This is UW Extension’s Farm Management “AgriVision” podcast. I am Katie Wantoch, Agriculture Agent with UW-Madison Division of Extension. I will be chatting with fellow Extension educators as we answer questions from farmers and share our knowledge and expertise on how you can improve your farm management skills.
Well welcome, everyone. And on today’s podcast, I am joined by Mark Hagedorn, the UW Madison Division of Extension’s Dairy Program Manager, and we’re going to be talking today about whether we should be including springing heifers or selling them as fresh cows. So in our case study question today, the farmer is milking 160 Holstein cows and farming about 225 acres in southwestern Wisconsin. Their herd average is 24,000 pounds with a 3.7% fat test. They have 20 heifers that are due to calve here in September. Originally, they were planning to expand their herd a bit and milk those heifers, but they had to cut production 10% this spring of 2020 and thinking increasing their cow numbers probably is not a good plan.
So they’re posing a question to us Mark about what are springing heifers bringing now? Is anyone buying them? Am I better off selling them as springers or freshening out and selling them as fresh cows? Would fresh cows be worth more than springing heifers? So Mr. Hagedorn, do you have any advice for this farmer?
Oh, thanks for asking, Katie. I think this is a good question. And in the current set of circumstances in which we’re dealing one may be correct in hesitating to expand paired with the volatility and commodity prices and supply and demand levels that we’re currently seeing, going through, and I certainly hope coming out of this COVID-19 pandemic.
You’d need to research your local market prices and determine if there is a price difference between selling springing heifers and fresh cows. I think you may need to consider what will be the risk versus reward to holding on to your springing heifers. The risks of course, would be feeding these springers, reducing inventory and feed, potential calving issues as you calve have these animals out, lower production in the first year from first calf heifers versus what you would typically achieve and receive from a second, third or fourth lactation cow. On the positive side. If you retain or sell, you’ll have the calf that’s born. You potentially will have better genetics and these heifers going into the herd than what you may have with an existing fresh cow if you were to swap these animals out.

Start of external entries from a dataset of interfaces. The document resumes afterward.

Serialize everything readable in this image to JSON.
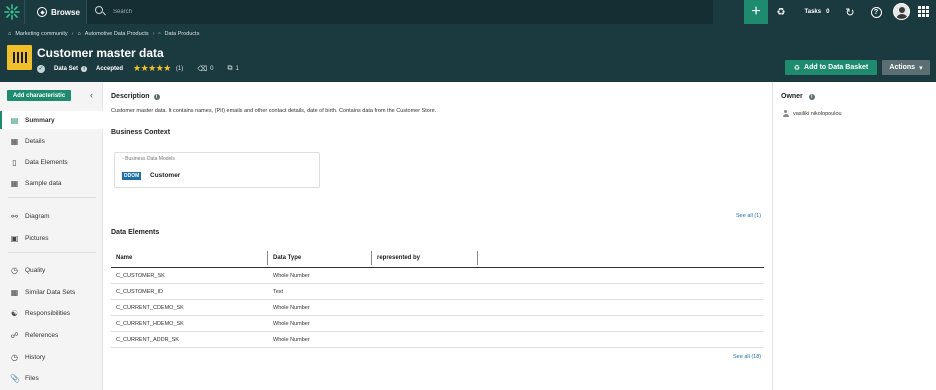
{
  "topbar": {
    "browse_label": "Browse",
    "search_placeholder": "Search",
    "add_label": "+",
    "tasks_label": "Tasks",
    "tasks_count": "0",
    "help_label": "?"
  },
  "breadcrumb": [
    {
      "label": "Marketing community"
    },
    {
      "label": "Automotive Data Products"
    },
    {
      "label": "Data Products"
    }
  ],
  "asset": {
    "title": "Customer master data",
    "type_label": "Data Set",
    "status": "Accepted",
    "stars": "★★★★★",
    "rating_count": "(1)",
    "comments_count": "0",
    "relations_count": "1"
  },
  "buttons": {
    "add_to_basket": "Add to Data Basket",
    "actions": "Actions",
    "add_characteristic": "Add characteristic"
  },
  "sidebar": {
    "items": [
      {
        "label": "Summary",
        "icon": "summary-icon"
      },
      {
        "label": "Details",
        "icon": "details-icon"
      },
      {
        "label": "Data Elements",
        "icon": "data-elements-icon"
      },
      {
        "label": "Sample data",
        "icon": "sample-data-icon"
      },
      {
        "label": "Diagram",
        "icon": "diagram-icon"
      },
      {
        "label": "Pictures",
        "icon": "pictures-icon"
      },
      {
        "label": "Quality",
        "icon": "quality-icon"
      },
      {
        "label": "Similar Data Sets",
        "icon": "similar-icon"
      },
      {
        "label": "Responsibilities",
        "icon": "responsibilities-icon"
      },
      {
        "label": "References",
        "icon": "references-icon"
      },
      {
        "label": "History",
        "icon": "history-icon"
      },
      {
        "label": "Files",
        "icon": "files-icon"
      }
    ]
  },
  "description": {
    "heading": "Description",
    "text": "Customer master data. It contains names, (PII) emails and other contact details, date of birth. Contains data from the Customer Store."
  },
  "business_context": {
    "heading": "Business Context",
    "card_subtitle": "Business Data Models",
    "tag": "DDOM",
    "name": "Customer",
    "see_all": "See all (1)"
  },
  "data_elements": {
    "heading": "Data Elements",
    "columns": [
      "Name",
      "Data Type",
      "represented by"
    ],
    "rows": [
      [
        "C_CUSTOMER_SK",
        "Whole Number",
        ""
      ],
      [
        "C_CUSTOMER_ID",
        "Text",
        ""
      ],
      [
        "C_CURRENT_CDEMO_SK",
        "Whole Number",
        ""
      ],
      [
        "C_CURRENT_HDEMO_SK",
        "Whole Number",
        ""
      ],
      [
        "C_CURRENT_ADDR_SK",
        "Whole Number",
        ""
      ]
    ],
    "see_all": "See all (18)"
  },
  "owner": {
    "heading": "Owner",
    "name": "vasiliki nikolopoulou"
  },
  "colors": {
    "topbar": "#1b3a40",
    "accent": "#1e8a6e",
    "asset_icon": "#f0c02c",
    "star": "#f3c227",
    "link": "#1d6fa5"
  }
}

You also need to take a look at longevity within the herd. Heifers obviously are going to last longer than what you will experience with a second, third, fourth lactation animal.
You’ll be making an investment in the springer that will take a little bit longer time to realize return.
You’re already reaping the benefits from the mature cows. So you may not be as efficient. But right at the moment, you’re got that potential that should allow you to spread her value out over time. Many decisions to consider as you’re looking at this and it’s going to be very specific to your dairy operation and how it’s going to impact the bottom line. But as we wrap this conversation up, be very aware of what the local market for both heifers and cows are, take a good long look at the genetic potential in the animals that you would be injecting into the herd versus the cows that you already have in the herd. And as we stated just a little earlier, it’s a risk reward thing. So take a moment to think and good luck!
Alright, well, thanks, Mark. Appreciate that feedback. And this was Mark Hagedorn, UW Madison Division of Extension’s Dairy Program Manager, and I am Katie Wantoch, Agriculture Agent with Extension in Dunn County.
For more Extension “AgriVision” podcasts or resources to improve your farm management skills, check out https://farms.extension.wisc.edu/. Thanks for listening.
Information in this article was originally published as part of the Agrivision column in the Wisconsin Agriculturist.
UW-Madison Extension information